Next, do you see this as a one-time event or the first in a series? If you'll be having other celebrations then it might be less important if any particular one is restricted by time or location.
Here are some examples of celebrations I've seen online communities do. I've characterized them by the answers to these three questions (the third is fuzzier). These aren't specific suggestions for your community, but reports of things that have been done that might help you decide what to do for your own community.
Synchronous, partially on-theme, series: Mi Yodeya celebrated its fifth birthday with a physical gathering hosted by the founder of the site. Only a small portion of the worldwide community could attend, but perhaps next time we will have concurrent celebrations in several cities. (Your community isn't as large, I know.)

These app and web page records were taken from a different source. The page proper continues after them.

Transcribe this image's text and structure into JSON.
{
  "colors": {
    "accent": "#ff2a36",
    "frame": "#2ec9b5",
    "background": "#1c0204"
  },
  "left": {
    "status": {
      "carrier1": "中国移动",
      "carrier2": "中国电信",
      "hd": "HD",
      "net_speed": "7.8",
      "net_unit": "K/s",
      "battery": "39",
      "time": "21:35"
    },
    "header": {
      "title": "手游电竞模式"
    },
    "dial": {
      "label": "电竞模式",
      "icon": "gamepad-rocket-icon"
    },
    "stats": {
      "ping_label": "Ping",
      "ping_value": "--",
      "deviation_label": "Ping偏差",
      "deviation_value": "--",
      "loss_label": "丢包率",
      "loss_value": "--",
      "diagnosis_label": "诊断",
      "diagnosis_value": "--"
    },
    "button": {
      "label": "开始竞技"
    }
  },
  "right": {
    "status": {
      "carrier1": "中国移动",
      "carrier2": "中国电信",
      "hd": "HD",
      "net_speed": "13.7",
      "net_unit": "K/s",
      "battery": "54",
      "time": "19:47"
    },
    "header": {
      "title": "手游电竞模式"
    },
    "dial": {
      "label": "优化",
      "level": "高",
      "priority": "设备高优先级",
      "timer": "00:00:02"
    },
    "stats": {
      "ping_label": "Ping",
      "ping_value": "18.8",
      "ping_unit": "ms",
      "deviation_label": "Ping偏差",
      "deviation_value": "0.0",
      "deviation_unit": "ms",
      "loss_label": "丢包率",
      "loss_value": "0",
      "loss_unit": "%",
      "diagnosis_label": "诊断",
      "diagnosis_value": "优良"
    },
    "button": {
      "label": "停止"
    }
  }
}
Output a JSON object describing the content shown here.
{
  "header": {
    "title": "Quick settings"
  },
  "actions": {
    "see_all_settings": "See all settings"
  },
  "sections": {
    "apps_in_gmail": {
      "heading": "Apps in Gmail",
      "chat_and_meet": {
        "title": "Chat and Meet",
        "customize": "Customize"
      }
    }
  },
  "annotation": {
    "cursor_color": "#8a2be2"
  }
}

Asynchronous, on-theme, series: Pets.SE celebrated its first birthday with a contest in which people shared stories and/or photos of their pets and the community voted for their favorites. There was a small prize for the winner. We all know that the Internet is for cats, so this was popular. The post was open for contributions for a few weeks. The community repeated this for its second birthday, without the prize (I think).
Asynchronous, semi-on-theme, series: Worldbuilding.SE called for ideas to celebrate its first birthday. While it wasn't the top vote-getter, what actually happened is that we launched our blog, with contributions from several community members (particularly in the first, birthday, month). Another suggestion got twice as many votes but the community didn't follow up as much; sometimes good ideas don't actually work out.
Synchronous, on-theme, one-time: When Mi Yodeya graduated from a beta site to a full-fledged site, we had an online launch party that allowed participation in various ways. We used a radio-show format, with an actual phone number that people could call into to address the community. We had a chat room running in tandem, so people could make comments or ask questions without being on the air if they preferred that. We had a couple of guest speakers, who prepared on-theme material to present. The party also included some trivia games (again, on-theme). This didn't work well for all time zones, but to mitigate that somewhat, a recording was posted.
Asynchronous, on-theme, series: Writers.SE had a contest during National Novel-Writing Month (NaNoWriMo) to attract new content to the site. The contest ran for a month, with regular updates posted, and there were prizes. NaNoWriMo happens every year, but that was the only year the site had a big contest. The next year the site tried a lower-key NaNoWriMo topic challenge, with less success.
Asynchronous, on-theme, one-time or intermittent: The Board & Card Games site held a contest to increase and improve site content. The contest was run for six weeks around Christmas, a time that has historically been good for the site. There were small prizes. This particular contest had a one-time goal (which wasn't met, but people had fun anyway), but there's no reason such events couldn't be recurring, too.
Asynchronous, on-theme, intermittent: Content drives like the Writers contest don't need to be tied to events. Mi Yodeya held such a contest out of the blue one month, for general site-promotion. There was a small prize.
Finally, as you'll note from some of the links above, a good first step is to ask your community what they'd like to do. 1